Directions: Restate the data exactly, with nothing altered.

--- Given data Enclosed Below ---

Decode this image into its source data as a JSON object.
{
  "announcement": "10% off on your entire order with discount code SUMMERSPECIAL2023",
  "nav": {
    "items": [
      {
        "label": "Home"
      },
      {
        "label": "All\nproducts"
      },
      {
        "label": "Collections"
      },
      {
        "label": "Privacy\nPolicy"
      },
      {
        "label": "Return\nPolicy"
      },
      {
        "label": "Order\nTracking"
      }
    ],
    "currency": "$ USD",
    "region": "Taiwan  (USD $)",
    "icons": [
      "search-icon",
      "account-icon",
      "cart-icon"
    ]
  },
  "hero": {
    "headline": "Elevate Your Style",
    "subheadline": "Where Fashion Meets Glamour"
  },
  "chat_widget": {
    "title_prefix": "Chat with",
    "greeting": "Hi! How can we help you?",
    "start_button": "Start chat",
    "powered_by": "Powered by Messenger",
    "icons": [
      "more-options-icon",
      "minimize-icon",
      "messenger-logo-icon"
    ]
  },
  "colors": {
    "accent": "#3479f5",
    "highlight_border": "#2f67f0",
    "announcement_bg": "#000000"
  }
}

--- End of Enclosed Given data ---

Response to the task:
Decode this image into its source data as a JSON object.
{
  "announcement": "10% off on your entire order with discount code SUMMERSPECIAL2023",
  "nav": {
    "items": [
      {
        "label": "Home"
      },
      {
        "label": "All\nproducts"
      },
      {
        "label": "Collections"
      },
      {
        "label": "Privacy\nPolicy"
      },
      {
        "label": "Return\nPolicy"
      },
      {
        "label": "Order\nTracking"
      }
    ],
    "currency": "$ USD",
    "region": "Taiwan  (USD $)",
    "icons": [
      "search-icon",
      "account-icon",
      "cart-icon"
    ]
  },
  "hero": {
    "headline": "Elevate Your Style",
    "subheadline": "Where Fashion Meets Glamour"
  },
  "chat_widget": {
    "title_prefix": "Chat with",
    "greeting": "Hi! How can we help you?",
    "start_button": "Start chat",
    "powered_by": "Powered by Messenger",
    "icons": [
      "more-options-icon",
      "minimize-icon",
      "messenger-logo-icon"
    ]
  },
  "colors": {
    "accent": "#3479f5",
    "highlight_border": "#2f67f0",
    "announcement_bg": "#000000"
  }
}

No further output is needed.